        Yeah, West Virginia being one of those rural areas. Theres Hardly any native tmobile coverage along 77 (they dont own any 700mhz in that area) and A lot of US cellular/Att roaming in WV

        • JJ

          One reason why i have left my wife on att. Together our unlimited plans are still under $85 and we have 2 different networks while we travel. Although the last 3 trips tmobile has been the best including up in the georgia and tennesse mountains. have had to use my hotspot on verizon family members that had no signal. I am planning a trip to west virg soon so i guess we’ll see how that goes.

        • Sharti24

          I heard Sprint is pretty good in WV and verizon isnt too good there. Att is king in WV

      • SirStephenH

        T-Mobile’s financials are fine, it needs the spectrum more than anything as its customer base grows. Sprint’s customers will help it catch up quickly to AT&T and Verizon’s size and maintain its profitability.

    • JStatt

      T-Mobiles 80+ million customers is less than half of Verizon or AT&Ts. They finally caught up in LTE but they cannot meet the upcoming 5G standards at the same par as the big two without the scale and spectrum of the Sprint merger. No one is arguing T-Mobile will die without it. The argument is they will still be stuck as a grumpy upstart playing catch up rather than a true threat. Plus, yeah Sprint is dying regardless.

  • JJ

    I just wish i could add another line to my select choice plan. I will not be giving that plan up. I will most likely just put my wife on metro and move her from att.

    • SirStephenH

      Have they told you that you can’t add a line? Normally you can add lines to or remove lines from grandfathered plans at the plan’s rates as long as you maintain the minimum requirements for that plan (e.g. Simple Choice Unlimited 2 for $100 requires that you maintain a minimum of 2 lines).

      • JJ

        Yea, my select choice plan is not able to add a line per the system. I was told that i have to switch to a tmobile one plan. I don’t have simple choice, i have select choice.

  • Philip

    How much longer before Tmo overtake VZW or ATT ?

    • Brandon

      That will be a good long while.

    • SirStephenH

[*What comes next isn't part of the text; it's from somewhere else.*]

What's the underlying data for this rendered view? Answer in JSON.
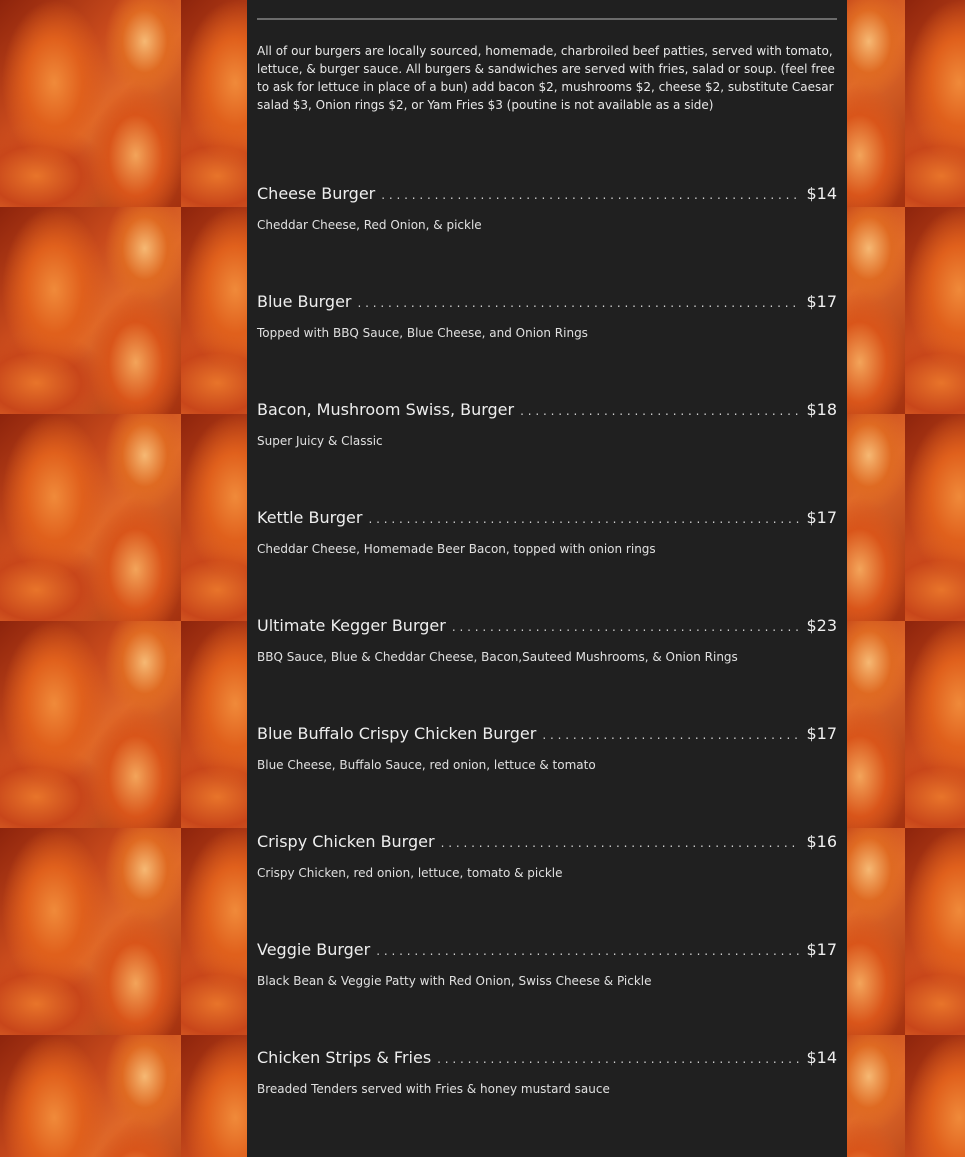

      T-Mobile has overtaken AT&T in every metric but subscriber count for at least a couple of years now. Verizon and T-Mobile have been virtually tied in every metric but subscriber count for over a year now. It’ll take T-Mobile a long time to catch up to AT&T and Verizon on subscriber count at a rate of 1 million a quarter unless the merger with Sprint goes through.

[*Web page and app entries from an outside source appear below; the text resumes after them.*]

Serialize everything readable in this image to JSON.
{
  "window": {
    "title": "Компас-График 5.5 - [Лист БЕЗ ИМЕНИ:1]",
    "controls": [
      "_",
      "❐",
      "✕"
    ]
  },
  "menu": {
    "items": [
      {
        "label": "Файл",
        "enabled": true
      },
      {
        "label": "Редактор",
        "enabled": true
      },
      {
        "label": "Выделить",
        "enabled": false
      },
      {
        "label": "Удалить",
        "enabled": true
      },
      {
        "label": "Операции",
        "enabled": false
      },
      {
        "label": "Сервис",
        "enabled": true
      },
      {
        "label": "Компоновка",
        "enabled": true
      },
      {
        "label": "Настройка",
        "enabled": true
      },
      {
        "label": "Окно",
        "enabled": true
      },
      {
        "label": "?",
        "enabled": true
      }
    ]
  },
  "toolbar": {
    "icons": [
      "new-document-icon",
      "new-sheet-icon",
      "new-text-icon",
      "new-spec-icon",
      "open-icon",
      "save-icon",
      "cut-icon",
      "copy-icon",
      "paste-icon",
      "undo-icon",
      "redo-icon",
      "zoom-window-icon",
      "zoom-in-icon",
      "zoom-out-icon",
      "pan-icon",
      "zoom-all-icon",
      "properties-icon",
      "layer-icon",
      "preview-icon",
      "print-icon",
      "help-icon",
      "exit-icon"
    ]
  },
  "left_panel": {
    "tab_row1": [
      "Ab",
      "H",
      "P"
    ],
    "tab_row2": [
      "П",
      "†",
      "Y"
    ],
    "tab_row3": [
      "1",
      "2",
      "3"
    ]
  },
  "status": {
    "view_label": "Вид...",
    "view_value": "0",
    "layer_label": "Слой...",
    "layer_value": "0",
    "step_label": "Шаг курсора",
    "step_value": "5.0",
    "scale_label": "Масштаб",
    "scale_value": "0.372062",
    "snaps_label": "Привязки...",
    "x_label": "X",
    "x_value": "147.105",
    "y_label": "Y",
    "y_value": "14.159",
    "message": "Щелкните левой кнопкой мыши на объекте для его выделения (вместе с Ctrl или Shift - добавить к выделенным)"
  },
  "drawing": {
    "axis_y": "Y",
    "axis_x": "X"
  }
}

  • KMB877

    What state?
    Maybe could be a problem with your device or with settings?